Picture from The European Food Information Council

Most fruits and vegetables have low environmental impact. Exceptions:

  • those fragile, or requiring refrigeration (e.g., salads, berries)
  • grown in protected conditions (e.g., hot-house tomatoes, cucumbers)
  • those using a lot of resources during transport (green beans, mange-touts, or berries imported from the southern hemisphere).

Consuming only what we need decreases demands on food supply by lowering excess production.
Additionally, it helps us maintaining a healthy body weight.

To reduce ecological footprint for meat-eaters: limiting frequency and quantity of meat consumption to 1-2 times a week, having meat-free days and choosing more sustainable meats like chicken over beef or locally produced meat.

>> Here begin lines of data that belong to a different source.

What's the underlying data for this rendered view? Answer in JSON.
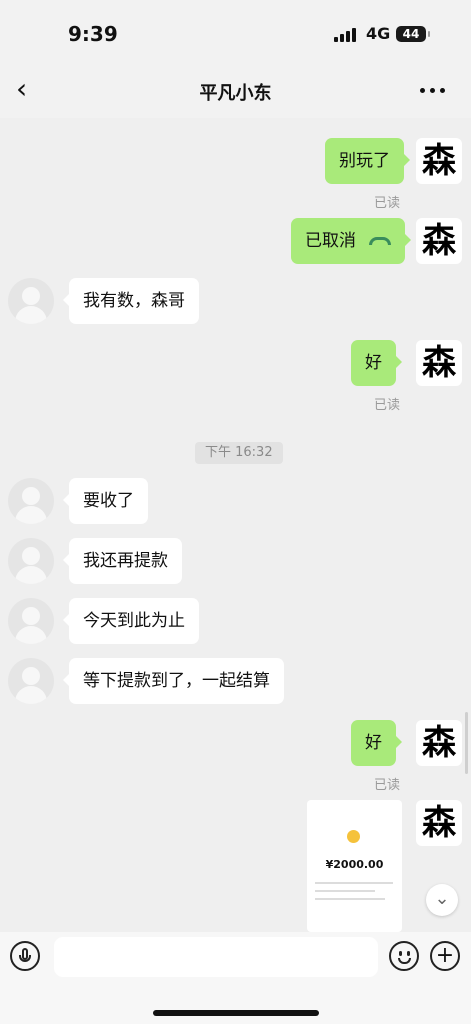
{
  "status_bar": {
    "time": "9:39",
    "network": "4G",
    "battery": "44"
  },
  "header": {
    "title": "平凡小东"
  },
  "timestamps": [
    "下午 16:32"
  ],
  "messages": [
    {
      "side": "right",
      "text": "别玩了",
      "read": "已读"
    },
    {
      "side": "right",
      "text": "已取消",
      "read": ""
    },
    {
      "side": "left",
      "text": "我有数，森哥"
    },
    {
      "side": "right",
      "text": "好",
      "read": "已读"
    },
    {
      "side": "left",
      "text": "要收了"
    },
    {
      "side": "left",
      "text": "我还再提款"
    },
    {
      "side": "left",
      "text": "今天到此为止"
    },
    {
      "side": "left",
      "text": "等下提款到了，一起结算"
    },
    {
      "side": "right",
      "text": "好",
      "read": "已读"
    }
  ],
  "image_message": {
    "amount": "¥2000.00"
  },
  "self_avatar": {
    "character": "森"
  },
  "icons": {
    "back": "chevron-left-icon",
    "more": "more-dots-icon",
    "voice": "microphone-icon",
    "emoji": "emoji-icon",
    "plus": "plus-icon",
    "scroll_down": "chevron-down-icon"
  }
}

The production of non-refined cereals are generally less resource intensive than refined ones as they require fewer processing steps. 

They also have many health benefits (see topic 1).

Overfishing is resulting in wild fish stocks depletion:

  • consume fish and seafood 1-2 times weekly to obtain the healthy omega-3 fatty acids and reduce pressure on wild fish stocks.
  • choose fish and seafood marked with a sustainability label from certified organizations such as the Marine Stewardship Council.

Consume, in moderation, low-fat unsweetened dairy products daily.

Consume high-fat cheese occasionally.

For those eliminating dairy, opt for plant-based drinks that are fortified with vitamins and minerals.

Avoid dairy alternatives that are ultra-processed.

Europe has high standards of water quality and safety.